DATA:
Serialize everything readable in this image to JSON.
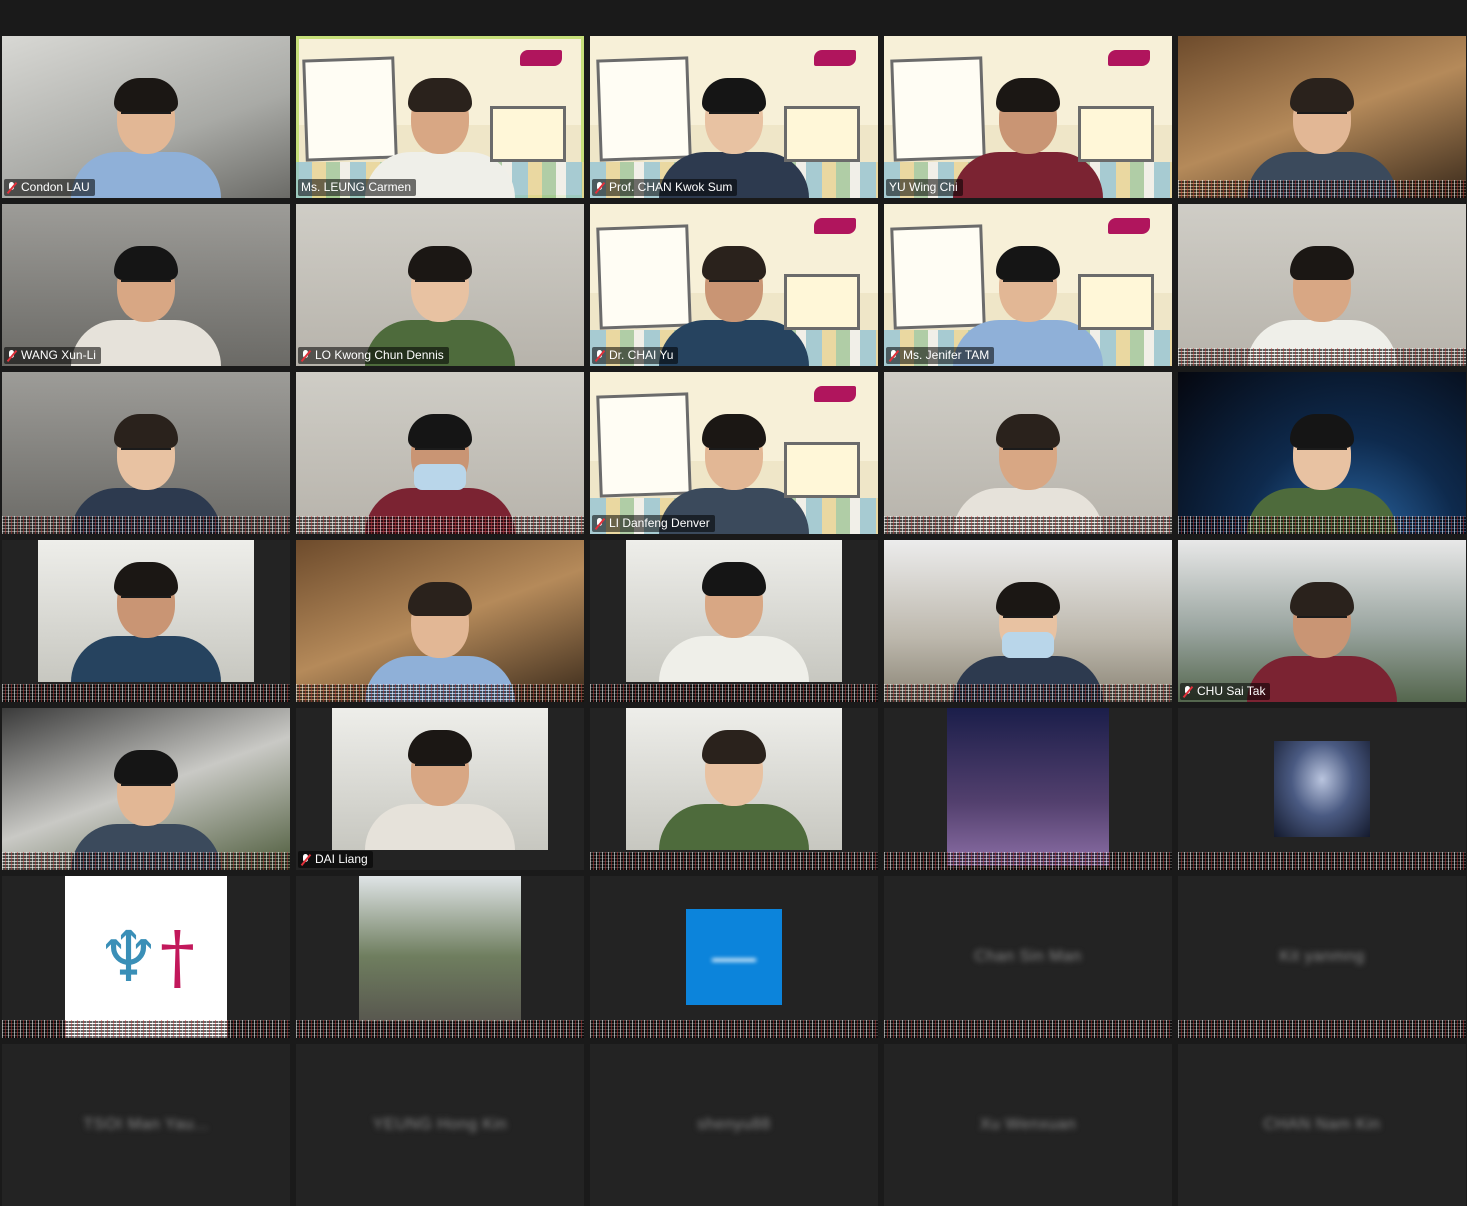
{
  "meeting": {
    "tiles": [
      {
        "name": "Condon LAU",
        "bg": "office",
        "muted": true,
        "person": "glasses"
      },
      {
        "name": "Ms. LEUNG Carmen",
        "bg": "cityu",
        "muted": false,
        "active": true,
        "person": "plain"
      },
      {
        "name": "Prof. CHAN Kwok Sum",
        "bg": "cityu",
        "muted": true,
        "person": "glasses"
      },
      {
        "name": "YU Wing Chi",
        "bg": "cityu",
        "muted": false,
        "person": "plain"
      },
      {
        "name": "",
        "bg": "warm",
        "muted": true,
        "noise": true,
        "person": "glasses"
      },
      {
        "name": "WANG Xun-Li",
        "bg": "room",
        "muted": true,
        "person": "glasses"
      },
      {
        "name": "LO Kwong Chun Dennis",
        "bg": "wall",
        "muted": true,
        "person": "glasses"
      },
      {
        "name": "Dr. CHAI Yu",
        "bg": "cityu",
        "muted": true,
        "person": "glasses"
      },
      {
        "name": "Ms. Jenifer TAM",
        "bg": "cityu",
        "muted": true,
        "person": "glasses"
      },
      {
        "name": "",
        "bg": "wall",
        "muted": true,
        "noise": true,
        "person": "plain"
      },
      {
        "name": "",
        "bg": "room",
        "muted": true,
        "noise": true,
        "person": "glasses"
      },
      {
        "name": "",
        "bg": "wall",
        "muted": true,
        "noise": true,
        "person": "mask"
      },
      {
        "name": "LI Danfeng Denver",
        "bg": "cityu",
        "muted": true,
        "person": "glasses"
      },
      {
        "name": "",
        "bg": "wall",
        "muted": true,
        "noise": true,
        "person": "glasses"
      },
      {
        "name": "",
        "bg": "space",
        "muted": true,
        "noise": true,
        "person": "glasses"
      },
      {
        "name": "",
        "bg": "dark",
        "muted": true,
        "noise": true,
        "inset": "white",
        "person": "glasses"
      },
      {
        "name": "",
        "bg": "warm",
        "muted": true,
        "noise": true,
        "person": "plain"
      },
      {
        "name": "",
        "bg": "dark",
        "muted": false,
        "noise": true,
        "inset": "white",
        "person": "plain"
      },
      {
        "name": "",
        "bg": "library",
        "muted": true,
        "noise": true,
        "person": "mask"
      },
      {
        "name": "CHU Sai Tak",
        "bg": "campus",
        "muted": true,
        "person": "glasses"
      },
      {
        "name": "",
        "bg": "car",
        "muted": true,
        "noise": true,
        "person": "glasses"
      },
      {
        "name": "DAI Liang",
        "bg": "dark",
        "muted": true,
        "inset": "white",
        "person": "glasses"
      },
      {
        "name": "",
        "bg": "dark",
        "muted": true,
        "noise": true,
        "inset": "white",
        "person": "plain"
      },
      {
        "name": "",
        "bg": "dark",
        "muted": true,
        "noise": true,
        "inset": "night"
      },
      {
        "name": "",
        "bg": "dark",
        "muted": true,
        "noise": true,
        "inset": "galaxy"
      },
      {
        "name": "",
        "bg": "dark",
        "muted": true,
        "noise": true,
        "inset": "logo"
      },
      {
        "name": "",
        "bg": "dark",
        "muted": true,
        "noise": true,
        "inset": "street"
      },
      {
        "name": "",
        "bg": "dark",
        "muted": true,
        "noise": true,
        "inset": "blue"
      },
      {
        "name": "",
        "bg": "dark",
        "muted": true,
        "noise": true,
        "blurred": "Chan Sin Man"
      },
      {
        "name": "",
        "bg": "dark",
        "muted": true,
        "noise": true,
        "blurred": "Kit yanmng"
      },
      {
        "name": "",
        "bg": "dark",
        "muted": false,
        "blurred": "TSOI Man Yau..."
      },
      {
        "name": "",
        "bg": "dark",
        "muted": false,
        "blurred": "YEUNG Hong Kin"
      },
      {
        "name": "",
        "bg": "dark",
        "muted": false,
        "blurred": "shenyu88"
      },
      {
        "name": "",
        "bg": "dark",
        "muted": false,
        "blurred": "Xu Wenxuan"
      },
      {
        "name": "",
        "bg": "dark",
        "muted": false,
        "blurred": "CHAN Nam Kin"
      }
    ]
  },
  "colors": {
    "active_border": "#c7e07a",
    "muted_mic": "#e0303a",
    "background": "#1a1a1a"
  },
  "icons": {
    "muted": "mic-muted-icon"
  }
}
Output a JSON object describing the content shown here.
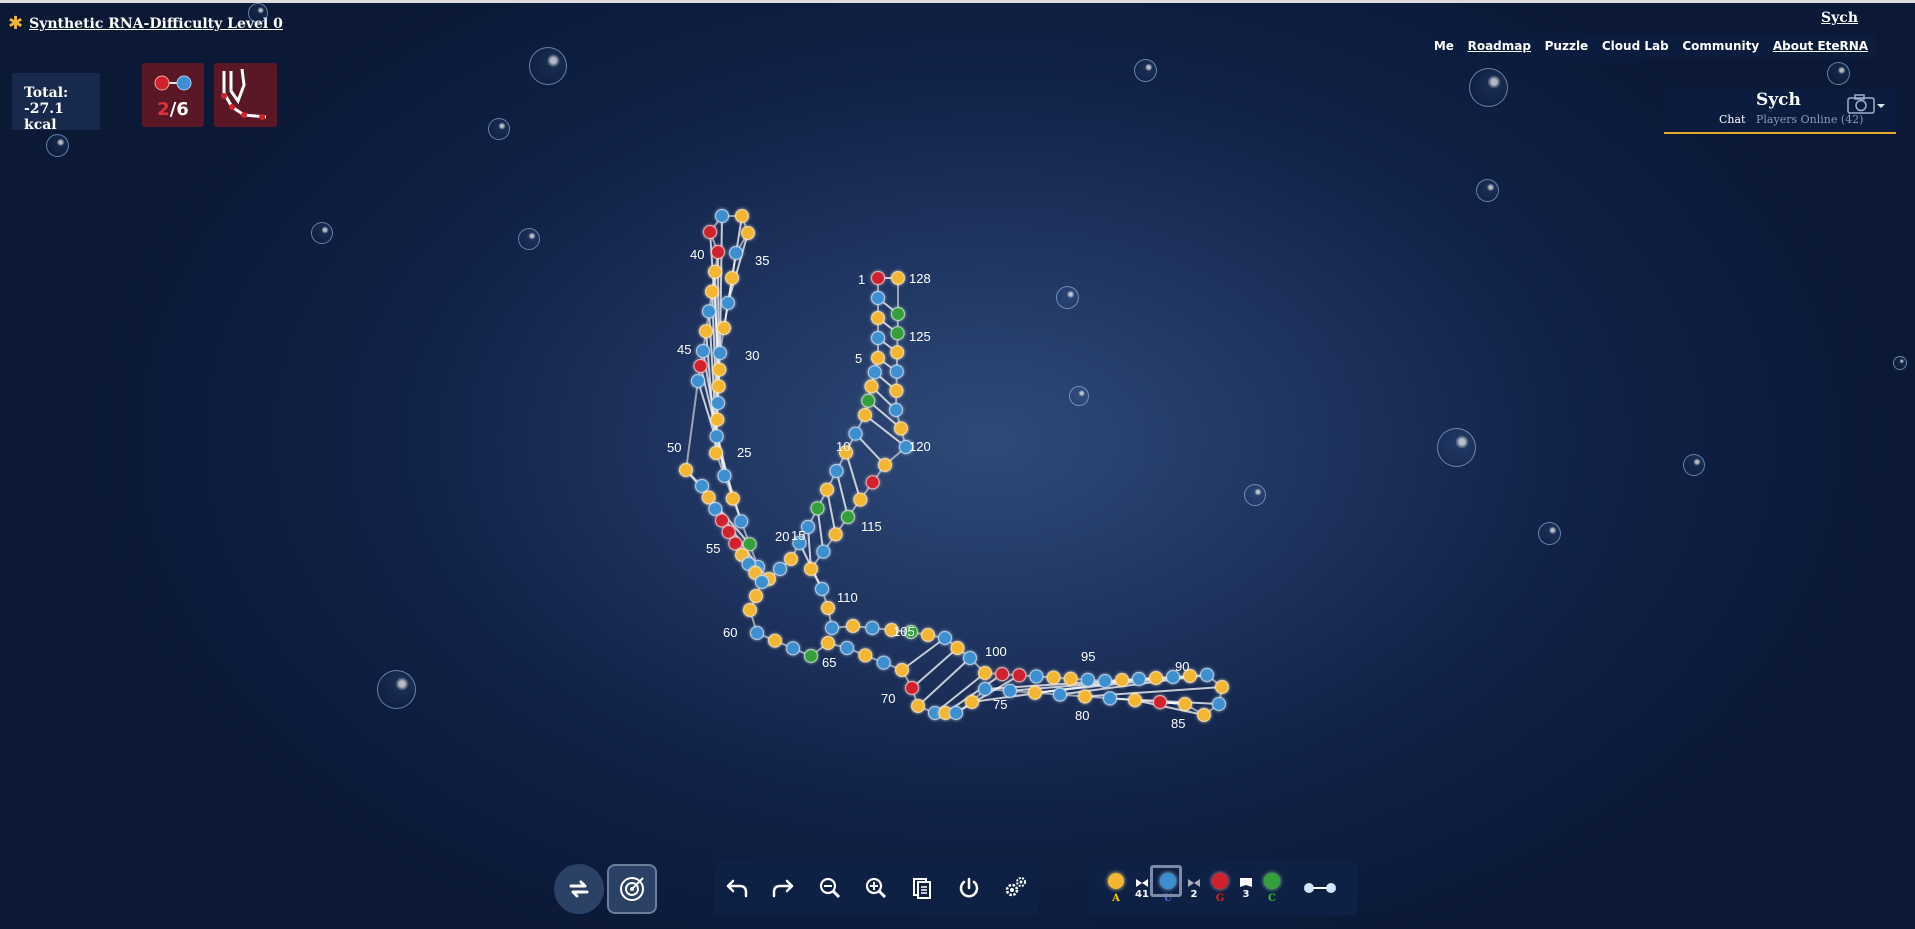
{
  "header": {
    "puzzle_title": "Synthetic RNA-Difficulty Level 0",
    "user_link": "Sych",
    "nav": [
      "Me",
      "Roadmap",
      "Puzzle",
      "Cloud Lab",
      "Community",
      "About EteRNA"
    ]
  },
  "chat": {
    "username": "Sych",
    "chat_tab": "Chat",
    "players_tab": "Players Online (42)"
  },
  "energy": {
    "label": "Total:",
    "value": "-27.1 kcal"
  },
  "constraints": {
    "pairs_count": "2",
    "pairs_total": "/6"
  },
  "palette": {
    "a_label": "A",
    "u_label": "U",
    "g_label": "G",
    "c_label": "C",
    "au_count": "41",
    "ug_count": "2",
    "gc_count": "3"
  },
  "colors": {
    "A": "#f2b632",
    "U": "#3d8fd0",
    "G": "#d0222d",
    "C": "#36a03a",
    "label_A": "#f6c800",
    "label_U": "#4a6ad0",
    "label_G": "#e02020",
    "label_C": "#30c030",
    "constraint_bg": "#5a1725",
    "accent": "#e8a826"
  },
  "rna": {
    "length": 128,
    "sequence": "GUAUAUACAUAUACUUAUAUCUAUAUAUAAUAUAUAAUGGAAUAUGUAUAUGGGAUAUAAUAUCAUAUAGAUAUAUUAUAUAGAAUAUAUAUAUUAAUGGAUAUACAUAUAUAUACAGAUAUAUACC",
    "labels": [
      "1",
      "5",
      "10",
      "15",
      "20",
      "25",
      "30",
      "35",
      "40",
      "45",
      "50",
      "55",
      "60",
      "65",
      "70",
      "75",
      "80",
      "85",
      "90",
      "95",
      "100",
      "105",
      "110",
      "115",
      "120",
      "125",
      "128"
    ]
  }
}
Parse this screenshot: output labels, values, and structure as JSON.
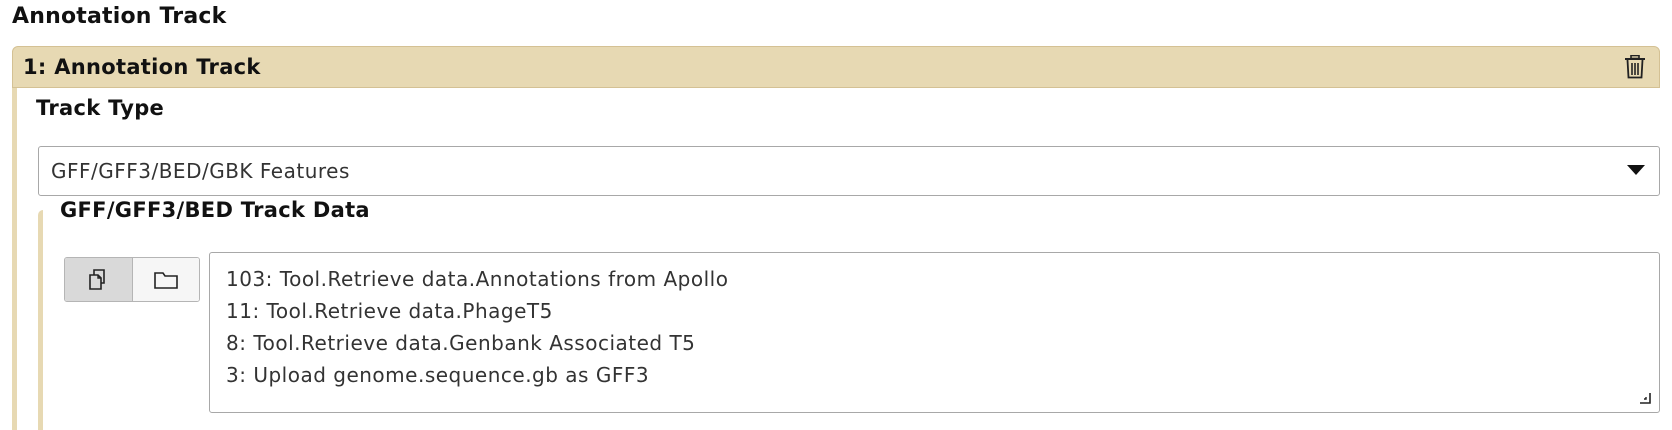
{
  "section": {
    "title": "Annotation Track"
  },
  "repeat": {
    "title": "1: Annotation Track",
    "delete_icon": "trash-icon"
  },
  "track_type": {
    "label": "Track Type",
    "selected": "GFF/GFF3/BED/GBK Features"
  },
  "track_data": {
    "label": "GFF/GFF3/BED Track Data",
    "mode_buttons": [
      {
        "icon": "multiple-datasets-icon",
        "active": true
      },
      {
        "icon": "folder-icon",
        "active": false
      }
    ],
    "selected_items": [
      "103: Tool.Retrieve data.Annotations from Apollo",
      "11: Tool.Retrieve data.PhageT5",
      "8: Tool.Retrieve data.Genbank Associated T5",
      "3: Upload genome.sequence.gb as GFF3"
    ]
  },
  "colors": {
    "header_bg": "#e7d9b3",
    "border": "#a8a8a8"
  }
}
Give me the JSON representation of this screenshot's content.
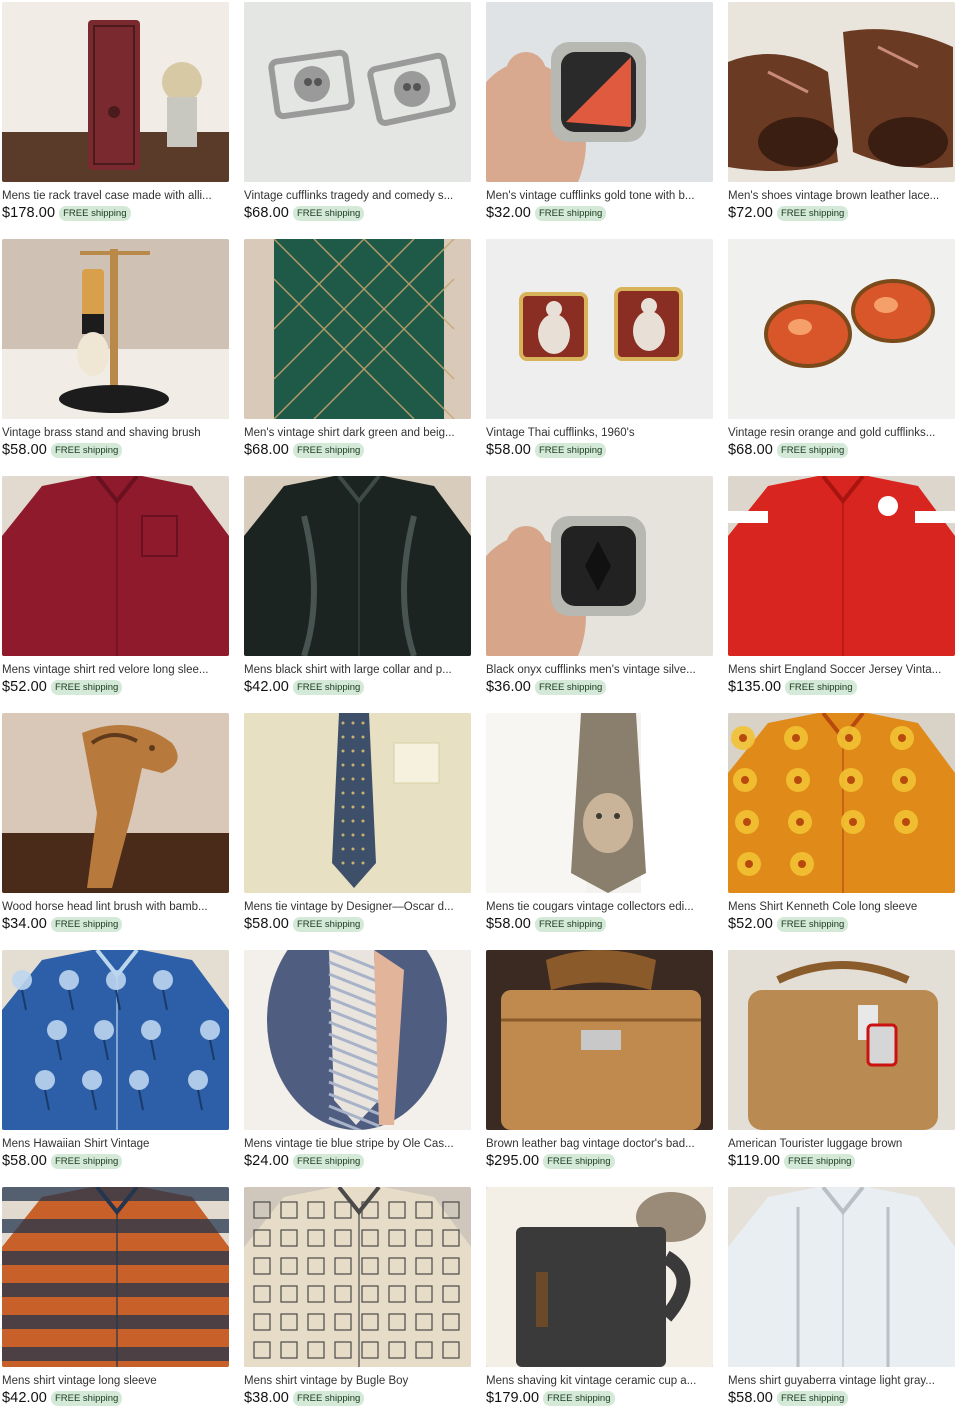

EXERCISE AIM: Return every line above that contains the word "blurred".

ANSWER BOX:
        "blurred": "Chan Sin Man"
        "blurred": "Kit yanmng"
        "blurred": "TSOI Man Yau..."
        "blurred": "YEUNG Hong Kin"
        "blurred": "shenyu88"
        "blurred": "Xu Wenxuan"
        "blurred": "CHAN Nam Kin"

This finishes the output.